• [Task requirements]: Can you find the lines of the listing that include "where" and copy every one?

• [Exercise inputs]:
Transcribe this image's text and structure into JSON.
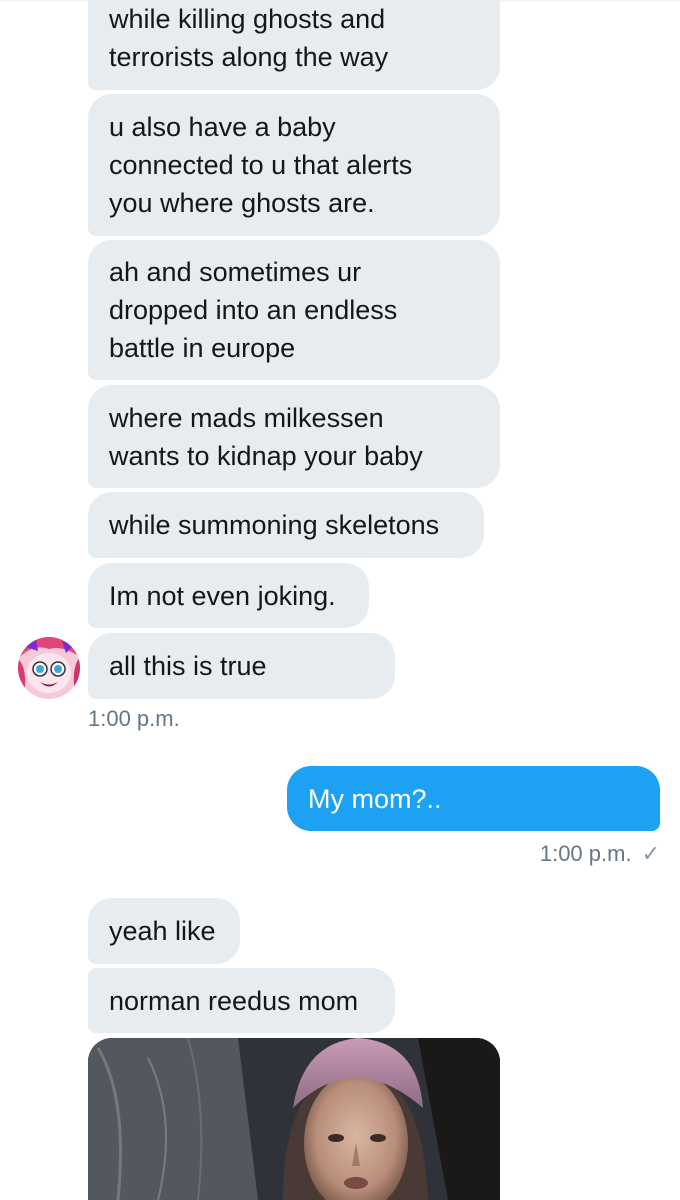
{
  "conversation": {
    "received_group_1": [
      "while killing ghosts and\nterrorists along the way",
      "u also have a baby\nconnected to u that alerts\nyou where ghosts are.",
      "ah and sometimes ur\ndropped into an endless\nbattle in europe",
      "where mads milkessen\nwants to kidnap your baby",
      "while summoning skeletons",
      "Im not even joking.",
      "all this is true"
    ],
    "received_group_1_time": "1:00 p.m.",
    "sent_message": "My mom?..",
    "sent_time": "1:00 p.m.",
    "sent_status_icon": "checkmark-icon",
    "received_group_2": [
      "yeah like",
      "norman reedus mom"
    ],
    "attachment": {
      "type": "image",
      "description_icon": "photo-attachment"
    }
  },
  "colors": {
    "received_bubble": "#e6ecf0",
    "sent_bubble": "#1da1f2",
    "timestamp": "#657786",
    "text": "#14171a"
  }
}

• [Output of the exercise]:
      "u also have a baby\nconnected to u that alerts\nyou where ghosts are.",
      "where mads milkessen\nwants to kidnap your baby",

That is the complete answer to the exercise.